Data section:
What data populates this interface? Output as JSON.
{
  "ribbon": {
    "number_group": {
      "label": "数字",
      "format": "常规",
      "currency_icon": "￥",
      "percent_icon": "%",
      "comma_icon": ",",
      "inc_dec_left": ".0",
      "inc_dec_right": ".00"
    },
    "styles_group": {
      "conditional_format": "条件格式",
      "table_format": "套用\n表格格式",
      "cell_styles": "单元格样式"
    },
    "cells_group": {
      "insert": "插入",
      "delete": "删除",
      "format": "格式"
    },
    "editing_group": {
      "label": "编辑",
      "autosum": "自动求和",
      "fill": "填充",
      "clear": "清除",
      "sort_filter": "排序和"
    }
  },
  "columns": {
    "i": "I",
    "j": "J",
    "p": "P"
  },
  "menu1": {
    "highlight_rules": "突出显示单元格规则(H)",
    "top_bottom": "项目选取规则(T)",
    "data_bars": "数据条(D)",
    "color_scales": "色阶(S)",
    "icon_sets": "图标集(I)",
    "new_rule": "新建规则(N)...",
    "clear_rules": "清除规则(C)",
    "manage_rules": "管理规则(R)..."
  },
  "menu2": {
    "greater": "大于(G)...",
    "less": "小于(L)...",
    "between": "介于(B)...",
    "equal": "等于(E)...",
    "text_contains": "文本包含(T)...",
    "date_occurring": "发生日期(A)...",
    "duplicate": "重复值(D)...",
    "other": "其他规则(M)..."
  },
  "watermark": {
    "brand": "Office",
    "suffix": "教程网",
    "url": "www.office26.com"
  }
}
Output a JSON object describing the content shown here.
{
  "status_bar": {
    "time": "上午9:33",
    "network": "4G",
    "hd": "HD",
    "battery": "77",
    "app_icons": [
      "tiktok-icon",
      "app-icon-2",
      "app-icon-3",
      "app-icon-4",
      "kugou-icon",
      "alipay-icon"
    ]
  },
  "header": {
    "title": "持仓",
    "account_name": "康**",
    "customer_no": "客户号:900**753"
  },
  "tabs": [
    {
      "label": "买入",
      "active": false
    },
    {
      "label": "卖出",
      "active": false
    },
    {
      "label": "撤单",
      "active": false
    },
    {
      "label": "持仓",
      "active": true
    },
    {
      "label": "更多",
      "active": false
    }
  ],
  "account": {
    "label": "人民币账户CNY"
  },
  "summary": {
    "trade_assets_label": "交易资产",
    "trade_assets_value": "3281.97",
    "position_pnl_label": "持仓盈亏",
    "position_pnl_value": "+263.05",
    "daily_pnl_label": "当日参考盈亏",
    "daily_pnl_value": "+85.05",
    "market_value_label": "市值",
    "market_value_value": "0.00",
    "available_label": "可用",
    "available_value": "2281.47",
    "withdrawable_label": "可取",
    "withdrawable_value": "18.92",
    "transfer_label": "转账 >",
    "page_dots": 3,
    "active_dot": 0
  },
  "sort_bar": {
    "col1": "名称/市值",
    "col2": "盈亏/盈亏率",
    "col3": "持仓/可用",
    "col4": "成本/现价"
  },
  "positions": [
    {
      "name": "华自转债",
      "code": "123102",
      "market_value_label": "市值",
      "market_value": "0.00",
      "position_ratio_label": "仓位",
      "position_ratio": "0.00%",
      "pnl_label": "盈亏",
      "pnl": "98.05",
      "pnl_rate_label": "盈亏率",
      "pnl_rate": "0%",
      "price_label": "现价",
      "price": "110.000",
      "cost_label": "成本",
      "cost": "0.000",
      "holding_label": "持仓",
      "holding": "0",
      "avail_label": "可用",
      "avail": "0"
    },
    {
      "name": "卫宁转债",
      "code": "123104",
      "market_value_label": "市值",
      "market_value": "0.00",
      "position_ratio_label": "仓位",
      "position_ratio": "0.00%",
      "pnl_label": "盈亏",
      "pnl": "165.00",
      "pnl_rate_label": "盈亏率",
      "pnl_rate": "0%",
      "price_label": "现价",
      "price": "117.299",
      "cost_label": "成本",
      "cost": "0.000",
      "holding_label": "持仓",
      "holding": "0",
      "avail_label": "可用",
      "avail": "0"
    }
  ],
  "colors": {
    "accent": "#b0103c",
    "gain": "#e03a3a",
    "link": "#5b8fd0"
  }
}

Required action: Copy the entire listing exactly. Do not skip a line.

Task output:
What data populates this interface? Output as JSON.
{
  "ribbon": {
    "number_group": {
      "label": "数字",
      "format": "常规",
      "currency_icon": "￥",
      "percent_icon": "%",
      "comma_icon": ",",
      "inc_dec_left": ".0",
      "inc_dec_right": ".00"
    },
    "styles_group": {
      "conditional_format": "条件格式",
      "table_format": "套用\n表格格式",
      "cell_styles": "单元格样式"
    },
    "cells_group": {
      "insert": "插入",
      "delete": "删除",
      "format": "格式"
    },
    "editing_group": {
      "label": "编辑",
      "autosum": "自动求和",
      "fill": "填充",
      "clear": "清除",
      "sort_filter": "排序和"
    }
  },
  "columns": {
    "i": "I",
    "j": "J",
    "p": "P"
  },
  "menu1": {
    "highlight_rules": "突出显示单元格规则(H)",
    "top_bottom": "项目选取规则(T)",
    "data_bars": "数据条(D)",
    "color_scales": "色阶(S)",
    "icon_sets": "图标集(I)",
    "new_rule": "新建规则(N)...",
    "clear_rules": "清除规则(C)",
    "manage_rules": "管理规则(R)..."
  },
  "menu2": {
    "greater": "大于(G)...",
    "less": "小于(L)...",
    "between": "介于(B)...",
    "equal": "等于(E)...",
    "text_contains": "文本包含(T)...",
    "date_occurring": "发生日期(A)...",
    "duplicate": "重复值(D)...",
    "other": "其他规则(M)..."
  },
  "watermark": {
    "brand": "Office",
    "suffix": "教程网",
    "url": "www.office26.com"
  }
}
Output a JSON object describing the content shown here.
{
  "status_bar": {
    "time": "上午9:33",
    "network": "4G",
    "hd": "HD",
    "battery": "77",
    "app_icons": [
      "tiktok-icon",
      "app-icon-2",
      "app-icon-3",
      "app-icon-4",
      "kugou-icon",
      "alipay-icon"
    ]
  },
  "header": {
    "title": "持仓",
    "account_name": "康**",
    "customer_no": "客户号:900**753"
  },
  "tabs": [
    {
      "label": "买入",
      "active": false
    },
    {
      "label": "卖出",
      "active": false
    },
    {
      "label": "撤单",
      "active": false
    },
    {
      "label": "持仓",
      "active": true
    },
    {
      "label": "更多",
      "active": false
    }
  ],
  "account": {
    "label": "人民币账户CNY"
  },
  "summary": {
    "trade_assets_label": "交易资产",
    "trade_assets_value": "3281.97",
    "position_pnl_label": "持仓盈亏",
    "position_pnl_value": "+263.05",
    "daily_pnl_label": "当日参考盈亏",
    "daily_pnl_value": "+85.05",
    "market_value_label": "市值",
    "market_value_value": "0.00",
    "available_label": "可用",
    "available_value": "2281.47",
    "withdrawable_label": "可取",
    "withdrawable_value": "18.92",
    "transfer_label": "转账 >",
    "page_dots": 3,
    "active_dot": 0
  },
  "sort_bar": {
    "col1": "名称/市值",
    "col2": "盈亏/盈亏率",
    "col3": "持仓/可用",
    "col4": "成本/现价"
  },
  "positions": [
    {
      "name": "华自转债",
      "code": "123102",
      "market_value_label": "市值",
      "market_value": "0.00",
      "position_ratio_label": "仓位",
      "position_ratio": "0.00%",
      "pnl_label": "盈亏",
      "pnl": "98.05",
      "pnl_rate_label": "盈亏率",
      "pnl_rate": "0%",
      "price_label": "现价",
      "price": "110.000",
      "cost_label": "成本",
      "cost": "0.000",
      "holding_label": "持仓",
      "holding": "0",
      "avail_label": "可用",
      "avail": "0"
    },
    {
      "name": "卫宁转债",
      "code": "123104",
      "market_value_label": "市值",
      "market_value": "0.00",
      "position_ratio_label": "仓位",
      "position_ratio": "0.00%",
      "pnl_label": "盈亏",
      "pnl": "165.00",
      "pnl_rate_label": "盈亏率",
      "pnl_rate": "0%",
      "price_label": "现价",
      "price": "117.299",
      "cost_label": "成本",
      "cost": "0.000",
      "holding_label": "持仓",
      "holding": "0",
      "avail_label": "可用",
      "avail": "0"
    }
  ],
  "colors": {
    "accent": "#b0103c",
    "gain": "#e03a3a",
    "link": "#5b8fd0"
  }
}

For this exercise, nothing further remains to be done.